    I'd say this is for each individual to decide for themselves, ultimately. As to both how much "trying to get better" is enough and whether or not the act is any kind of evil, or not. Though I'd probably have been happier if the opening post of this thread had put the question more in terms of tolerance than what amounts to acceptance.

    I don't disagree with any of this, as long as it is voluntary,* assuming we're talking about adults. But, as you declined to address my points about state-sponsored compulsion, I have no idea if this is your position as well. Is it?

    * - Barring say a very short period of time when I must concede to the state a right of intervention when someone is in a highly emotional state.
  15. JohnADreams

    JohnADreams Well-Known Member

    I'd agree that drugs and alcohol is a maybe but, in a fashion, homosexuality is a yes. It's not that there would be more homosexuals but there will be more sexual activity and an increase in relationships. Less gay and lesbians are forced to live a lie if there is some reasonable level of societal acceptance.

    I don't doubt that will be some under reporting going on but I'd also claim that the additional negative consequences for committing suicide in Greece, contributes to their lower rates.

    I don't think we should just let everyone decide right and wrong on a whim.
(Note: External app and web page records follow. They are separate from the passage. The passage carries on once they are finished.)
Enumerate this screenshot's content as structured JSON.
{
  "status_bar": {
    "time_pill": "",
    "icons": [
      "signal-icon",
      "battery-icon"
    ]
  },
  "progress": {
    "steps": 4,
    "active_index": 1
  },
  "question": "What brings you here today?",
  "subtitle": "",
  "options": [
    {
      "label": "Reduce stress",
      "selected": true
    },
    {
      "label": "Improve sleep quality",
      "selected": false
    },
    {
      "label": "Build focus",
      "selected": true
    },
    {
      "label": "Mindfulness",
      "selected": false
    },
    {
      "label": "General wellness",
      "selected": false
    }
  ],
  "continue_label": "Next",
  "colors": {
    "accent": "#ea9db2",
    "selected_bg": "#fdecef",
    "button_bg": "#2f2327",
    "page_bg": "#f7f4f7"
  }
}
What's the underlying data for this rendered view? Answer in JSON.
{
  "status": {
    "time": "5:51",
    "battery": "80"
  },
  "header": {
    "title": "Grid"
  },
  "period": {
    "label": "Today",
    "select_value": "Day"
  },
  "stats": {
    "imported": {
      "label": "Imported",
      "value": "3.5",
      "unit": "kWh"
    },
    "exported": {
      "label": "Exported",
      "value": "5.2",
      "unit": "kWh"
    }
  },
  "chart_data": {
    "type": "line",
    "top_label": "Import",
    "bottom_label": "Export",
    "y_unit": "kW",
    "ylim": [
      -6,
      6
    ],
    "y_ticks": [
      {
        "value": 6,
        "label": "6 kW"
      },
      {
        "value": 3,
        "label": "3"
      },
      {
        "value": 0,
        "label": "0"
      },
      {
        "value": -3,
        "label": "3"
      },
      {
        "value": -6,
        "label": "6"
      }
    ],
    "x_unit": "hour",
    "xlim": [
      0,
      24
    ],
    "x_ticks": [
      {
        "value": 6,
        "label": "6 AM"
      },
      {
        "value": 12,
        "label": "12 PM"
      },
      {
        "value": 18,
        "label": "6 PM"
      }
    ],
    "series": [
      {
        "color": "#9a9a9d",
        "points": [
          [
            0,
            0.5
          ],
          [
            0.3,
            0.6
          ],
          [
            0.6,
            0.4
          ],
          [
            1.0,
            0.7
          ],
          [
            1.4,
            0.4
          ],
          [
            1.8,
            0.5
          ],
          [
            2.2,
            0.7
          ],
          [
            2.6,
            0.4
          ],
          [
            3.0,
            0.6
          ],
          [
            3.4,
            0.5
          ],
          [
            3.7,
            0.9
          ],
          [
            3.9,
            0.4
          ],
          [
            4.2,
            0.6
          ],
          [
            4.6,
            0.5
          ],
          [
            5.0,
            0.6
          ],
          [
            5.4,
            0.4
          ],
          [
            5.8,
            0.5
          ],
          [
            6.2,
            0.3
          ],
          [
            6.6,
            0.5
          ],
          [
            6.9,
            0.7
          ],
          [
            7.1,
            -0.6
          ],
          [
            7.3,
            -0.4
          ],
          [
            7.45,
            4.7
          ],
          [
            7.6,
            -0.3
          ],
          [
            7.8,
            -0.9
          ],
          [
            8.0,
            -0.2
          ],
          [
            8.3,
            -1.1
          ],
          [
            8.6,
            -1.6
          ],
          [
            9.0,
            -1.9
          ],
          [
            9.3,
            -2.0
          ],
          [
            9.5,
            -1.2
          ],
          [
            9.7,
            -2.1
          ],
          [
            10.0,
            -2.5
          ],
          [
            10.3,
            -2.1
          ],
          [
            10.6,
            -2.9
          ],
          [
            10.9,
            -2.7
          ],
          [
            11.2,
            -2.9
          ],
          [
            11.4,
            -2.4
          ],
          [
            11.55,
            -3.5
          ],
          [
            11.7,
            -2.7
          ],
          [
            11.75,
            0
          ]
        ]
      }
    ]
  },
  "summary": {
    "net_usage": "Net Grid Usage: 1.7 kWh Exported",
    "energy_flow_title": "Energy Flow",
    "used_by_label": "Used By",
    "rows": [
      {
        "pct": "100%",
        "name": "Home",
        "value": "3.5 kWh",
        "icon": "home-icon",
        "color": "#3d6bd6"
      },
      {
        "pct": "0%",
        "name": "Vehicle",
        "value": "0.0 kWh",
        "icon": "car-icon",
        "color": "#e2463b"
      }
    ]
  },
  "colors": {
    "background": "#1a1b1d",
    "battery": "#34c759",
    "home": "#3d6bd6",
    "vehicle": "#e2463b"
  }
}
Especially not anyone in the throws of despair and pessimism. It can't be good for the foundation of a healthy society.

    There are plenty of members on this site crying out for some kind of direction in their lives, that has not managed to come from within themselves and is outright refused to them by others. Of course, they'll never ask for help but with some people on here, it's quite clear. For some, everyone in their lives have given up on them and this has led to them giving up on their well being, as well as any serious attempt to help themselves. The reluctance to challenge negative thoughts and behaviors is exactly why a lot of those with poor mental health are stuck in the position that they are in.

    As long as we're talking about adults? Does that mean that ECT for kids is okay? :p

    Compulsion...I'd rather say that, like you, I'm for state sponsored intervention. When we are talking about long term, no one should be locked up unless they are a danger to others or utterly incapable of living in any other way.
  16. Righteous

    Righteous Well-Known Member

    U seem to make a lot of sense this time. It does seem that the people who try to talk u out of suicide are the ones that are selfish. They try to make u feel selfish because of your suicidal ways but actually they are selfish because they want u to feel the pain of suffering from everyday life rather than them feeling the pain from u committing suicide. Little do they know that once u commit suicide, u will have escaped from this madness of life; but other people are too selfish because they are thinking about the sorrow they will feel
Thread Status:
Not open for further replies.